45. Now let’s go back to our sample practice session. We have completed the warmup, ten minutes or so; the interval training, it could be three minutes, two minutes, or four minutes—however long your session will work out; and then, this is very important after the interval training, is to have a period of active rest.

46. They have found that working with sprinters and other athletes, that once you do your interval training instead of having the athlete sit down, they should be engaging in an activity where the muscles are moving and where there is a continued motion. For instance, the sprinter might do their sprinting and then they may go to do some stretches, or walking, or something like that.

47. So, for us active rest would be practicing a difficult finger pattern, a rhythmic passage, or some articulation. The idea is to work with another muscle group. We don’t want to stress the embouchure, we don’t want to stress the inside of the mouth, or perhaps even endurance with the lungs. So, we will continue to use those but engage in something else. This is very efficient because there are usually things you need to work on for a concert—fingering, articulation —which would be helpful there. So, having finished the warmup, interval training 1, and the active rest, then it is time for your second interval training session.

48. Once again you do the same routine you did in the first interval training session. You might find that you may be more quickly fatigued. That is quite common. Then I have allocated a place here for break away from the instrument. This is roughly half an hour into the session.

49. I think that it is really important that you really get away from the instrument. Put the instrument down, don’t make reeds, get up, walk around, have a cup of tea, give yourself a break, and maybe not even think about music. You will find that your practice session is much more fruitful when you allow your subconscious some time to work on what you were just doing and allow your conscious mind to be engaged in something else.

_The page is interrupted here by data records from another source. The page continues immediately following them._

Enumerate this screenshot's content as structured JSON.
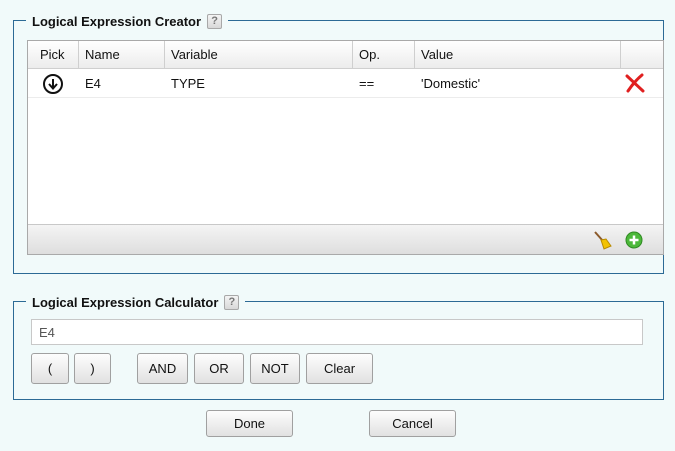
{
  "creator": {
    "legend": "Logical Expression Creator",
    "help": "?",
    "columns": [
      "Pick",
      "Name",
      "Variable",
      "Op.",
      "Value"
    ],
    "rows": [
      {
        "name": "E4",
        "variable": "TYPE",
        "op": "==",
        "value": "'Domestic'"
      }
    ],
    "icons": {
      "pick": "arrow-down-circle-icon",
      "delete": "red-x-icon",
      "clear": "broom-icon",
      "add": "green-plus-icon"
    }
  },
  "calculator": {
    "legend": "Logical Expression Calculator",
    "help": "?",
    "expression": "E4",
    "buttons": {
      "open_paren": "(",
      "close_paren": ")",
      "and": "AND",
      "or": "OR",
      "not": "NOT",
      "clear": "Clear"
    }
  },
  "footer": {
    "done": "Done",
    "cancel": "Cancel"
  },
  "colors": {
    "border": "#2c6a95",
    "background": "#f1fafa",
    "delete": "#e02020",
    "add": "#4cb83a"
  }
}
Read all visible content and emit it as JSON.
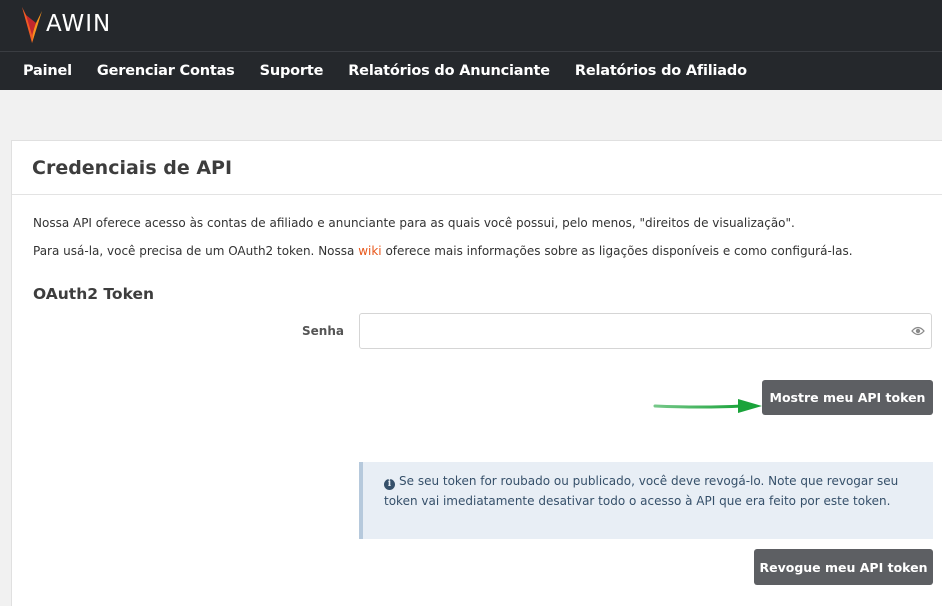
{
  "brand": {
    "logo_text": "AWIN"
  },
  "nav": {
    "items": [
      {
        "label": "Painel"
      },
      {
        "label": "Gerenciar Contas"
      },
      {
        "label": "Suporte"
      },
      {
        "label": "Relatórios do Anunciante"
      },
      {
        "label": "Relatórios do Afiliado"
      }
    ]
  },
  "card": {
    "title": "Credenciais de API",
    "intro": "Nossa API oferece acesso às contas de afiliado e anunciante para as quais você possui, pelo menos, \"direitos de visualização\".",
    "usage_before": "Para usá-la, você precisa de um OAuth2 token. Nossa ",
    "usage_link": "wiki",
    "usage_after": " oferece mais informações sobre as ligações disponíveis e como configurá-las.",
    "section_title": "OAuth2 Token",
    "password_label": "Senha",
    "password_value": "",
    "show_button": "Mostre meu API token",
    "alert_text": "Se seu token for roubado ou publicado, você deve revogá-lo. Note que revogar seu token vai imediatamente desativar todo o acesso à API que era feito por este token.",
    "revoke_button": "Revogue meu API token"
  },
  "colors": {
    "nav_bg": "#25282c",
    "link": "#e8571b",
    "button": "#5d5f63",
    "alert_bg": "#e8eef5",
    "arrow": "#1aa33a"
  }
}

50. So, having taken a little break from the instrument, come back for some more active rest. Maybe you work on some arpeggios, scales, other patterns that need some touching up. Then if you are able to do it, now follow up with your third interval training session. Three times will really help you to get in shape. Follow that again with some active rest and then a break away from the instrument.

51. Here is a weekly regimen that you might want to be involved with. For instance, on Day 1. The first session you have some interval training. If you do a second session, then definitely practice without the interval training.

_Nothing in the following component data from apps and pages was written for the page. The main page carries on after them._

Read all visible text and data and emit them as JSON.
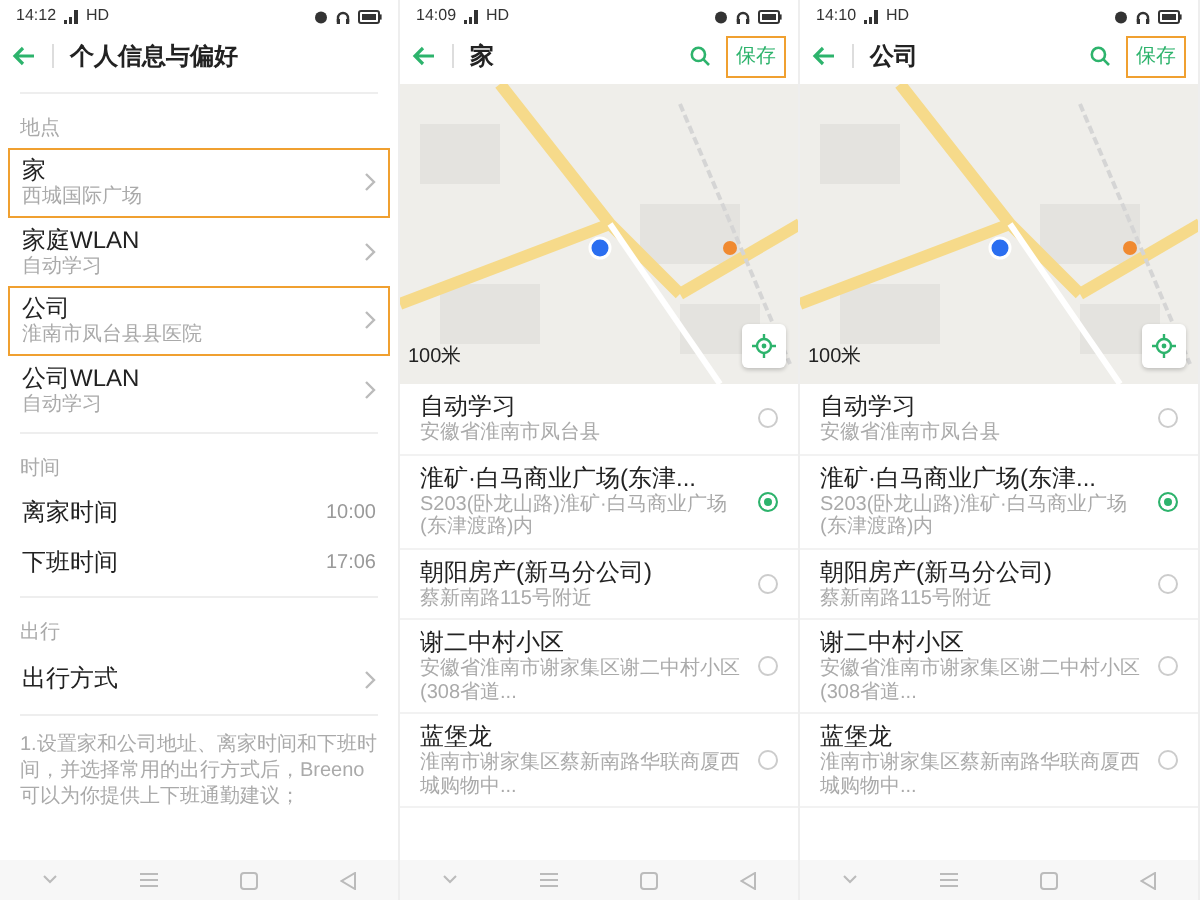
{
  "screens": [
    {
      "kind": "settings",
      "status_bar": {
        "time": "14:12",
        "network": "HD"
      },
      "title": "个人信息与偏好",
      "sections": [
        {
          "header": "地点",
          "items": [
            {
              "kind": "link",
              "label": "家",
              "detail": "西城国际广场",
              "highlighted": true
            },
            {
              "kind": "link",
              "label": "家庭WLAN",
              "detail": "自动学习",
              "highlighted": false
            },
            {
              "kind": "link",
              "label": "公司",
              "detail": "淮南市凤台县县医院",
              "highlighted": true
            },
            {
              "kind": "link",
              "label": "公司WLAN",
              "detail": "自动学习",
              "highlighted": false
            }
          ]
        },
        {
          "header": "时间",
          "items": [
            {
              "kind": "value",
              "label": "离家时间",
              "value": "10:00"
            },
            {
              "kind": "value",
              "label": "下班时间",
              "value": "17:06"
            }
          ]
        },
        {
          "header": "出行",
          "items": [
            {
              "kind": "link",
              "label": "出行方式",
              "highlighted": false
            }
          ]
        }
      ],
      "note": "1.设置家和公司地址、离家时间和下班时间，并选择常用的出行方式后，Breeno 可以为你提供上下班通勤建议；"
    },
    {
      "kind": "picker",
      "status_bar": {
        "time": "14:09",
        "network": "HD"
      },
      "title": "家",
      "save": {
        "label": "保存",
        "highlighted": true
      },
      "map": {
        "scale": "100米"
      },
      "places": [
        {
          "name": "自动学习",
          "address": "安徽省淮南市凤台县",
          "selected": false
        },
        {
          "name": "淮矿·白马商业广场(东津...",
          "address": "S203(卧龙山路)淮矿·白马商业广场(东津渡路)内",
          "selected": true
        },
        {
          "name": "朝阳房产(新马分公司)",
          "address": "蔡新南路115号附近",
          "selected": false
        },
        {
          "name": "谢二中村小区",
          "address": "安徽省淮南市谢家集区谢二中村小区(308省道...",
          "selected": false
        },
        {
          "name": "蓝堡龙",
          "address": "淮南市谢家集区蔡新南路华联商厦西城购物中...",
          "selected": false
        }
      ]
    },
    {
      "kind": "picker",
      "status_bar": {
        "time": "14:10",
        "network": "HD"
      },
      "title": "公司",
      "save": {
        "label": "保存",
        "highlighted": true
      },
      "map": {
        "scale": "100米"
      },
      "places": [
        {
          "name": "自动学习",
          "address": "安徽省淮南市凤台县",
          "selected": false
        },
        {
          "name": "淮矿·白马商业广场(东津...",
          "address": "S203(卧龙山路)淮矿·白马商业广场(东津渡路)内",
          "selected": true
        },
        {
          "name": "朝阳房产(新马分公司)",
          "address": "蔡新南路115号附近",
          "selected": false
        },
        {
          "name": "谢二中村小区",
          "address": "安徽省淮南市谢家集区谢二中村小区(308省道...",
          "selected": false
        },
        {
          "name": "蓝堡龙",
          "address": "淮南市谢家集区蔡新南路华联商厦西城购物中...",
          "selected": false
        }
      ]
    }
  ]
}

52. On Day 2 you may decide that you are not going to do the interval training on Day 2 and practice some other things. Then on Day 3 you bring in the interval training. Again, you will have to see how best your body responds. But consider ways in which you can alternate stressing muscle groups and then giving them a day off, stressing muscle groups and then giving a day off. This is much as a weightlifter would do or somebody in sports or athletics.

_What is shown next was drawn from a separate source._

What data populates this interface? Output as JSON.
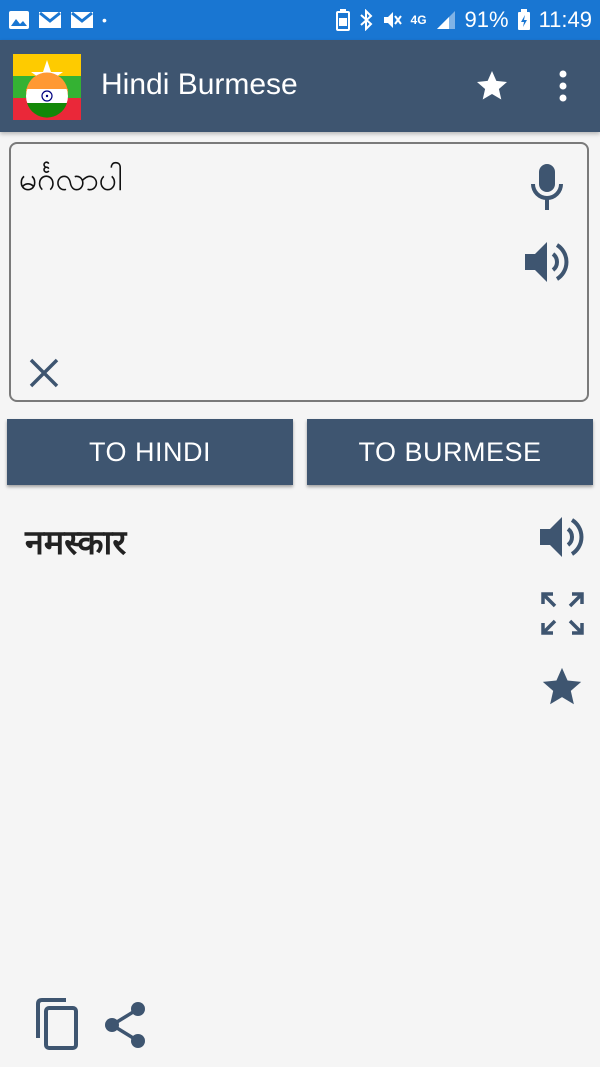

53. The best way to keep yourself practicing is to keep your practice sessions interesting. So, vary the kinds of things that you are doing. Keep yourself physically challenged. Keep yourself mentally stimulated. All of that is so important to keep up your practice regimen. 

54. Let me give one last comment on playing the reeds after the break. Even a well-adjusted reed will take several days to adapt to performance conditions. At first the reeds and embouchure will feel foreign and uncomfortable. Resist the urge to scrape the reeds! The reeds also need several days to get back into performance conditions. Trust the procedure and allow the embouchure and reeds to come back into performance shape.

55. Well, I hope that this presentation has been helpful for you. The keys to a quick rebound to performance after a break are to pay careful attention to preparations before the break. Keep up a healthy lifestyle while away from the instrument.  Last of all, apply a systematic approach to regaining endurance. All of these steps will result in success.

56. We are fortunate that the human body is so resilient and able to re-establish past endurance levels. Applying a few of the strategies provided in this presentation should help you to return quickly to performance shape. Thank you for your time, bye!